Lots of really good work has gone up – in the form of both individual blogging and cross-blog discussions – while I’ve been away. I’m only very slowly catching up – I’m fairly far away from being able to comment sensibly. Over the next few days, I’ll at least try to toss up some pointers to interesting discussions elsewhere, even if I’m not yet up to participating substantively myself. For the moment, I wanted to toss up a couple of links to two pieces over at Larval Subjects, where Sinthome is blogging about scarcity, reflecting on Deleuze & Guattari’s suggestion that notions of lack or scarcity operate to rationalise existing forms of social organisation.
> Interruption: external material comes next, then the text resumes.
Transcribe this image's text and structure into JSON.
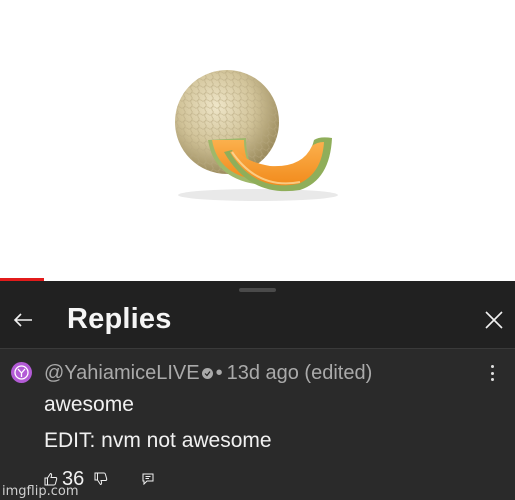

Sinthome ties this together with Meillassoux’s critique of ideology and concepts of metaphysical necessity, and then builds on these thoughts to ask a set of questions touching on those that informed the post here on Social Construction. Sinthome writes:
At any rate, the manner in which the argument from scarcity works is clear within the framework of Meillassoux’s understanding of ideology. On the one hand, we are told that since resources are intrinsically scarce, social organization must necessarily take the form of inequity and hierarchy. As the old saying goes, “there are the haves and the have nots, and so it is, so it has been, and so it will always be.” As a result, questions of distribution and production, and the principles and decisions underlying distribution and production become invisible and naturalized. On the other hand, we are told that envisioning any other possibility either a) necessarily leads to the political terror of social systems such as those found under Mao or Stalin, or b) is just an immature fantasizing that fails to recognize the true nature of reality. In connection to point a, it is intriguing to note that we are told both that other alternatives are impossible and are implicitly forbidden from even contemplating alternative systems of production and distribution. There is something symptomatic in the way that something that is impossible is simultaneously prohibited. Here the elementary gesture of any critique of ideology would lie in 1) demonstrating the contingency of existing social relations, and 2) uncovering the site of possibility where another form of social relations is really possible and coming into existence.
Sinthome moves from this to Deleuze & Guattari’s attempt to recentre the analysis of social production around the question of how we expend surplus – and the related question of how particular kinds of lack or scarcity are actively created. The reflections here are similar to those articulated in Marx’s discussion, for example, of the peculiar “laws of population” characteristic of capitalist society – “laws” that, in Marx’s analysis, are specifically not biological in character – although they are taken to be… Sinthome worries in the first post about what he regards as Marx’s tendency to privilege biological needs: I would suggest that, although some forms of Marxism might adopt this stance, Marx is actually quite consistent that “need” is a category of history and society, not biology – concepts of subsistence in a work like Capital are demarcated as containing what Marx calls “historical and moral” elements. The “labour theory of value” is intended to mark out a peculiar sort of production of scarcity in the midst of potential plenty – and to compare the potentials generated by this manufactured scarcity against the potentials that could be unleashed with the creation of less ascetic forms of collective life.
Sinthome ends the first post, and focusses the second, on the question of whether posing these sorts of questions in terms of the manufacture of desire is fully adequate, marking out a careful path that would need to be walked, asking whether all forms of scarcity can be regarded as constructed to the same degree, and warning against the potential for the focus on desire to direct transformative energies away from social transformation, and toward the transformation of desire, if the materiality of desire, and its intrinsic implicatedness in the social field, is not adequately recognised.
These posts are worth more serious commentary than my time-inverted thoughts will manage at the moment – read the originals for a much better sense of the themes being suspended in Sinthome’s analysis.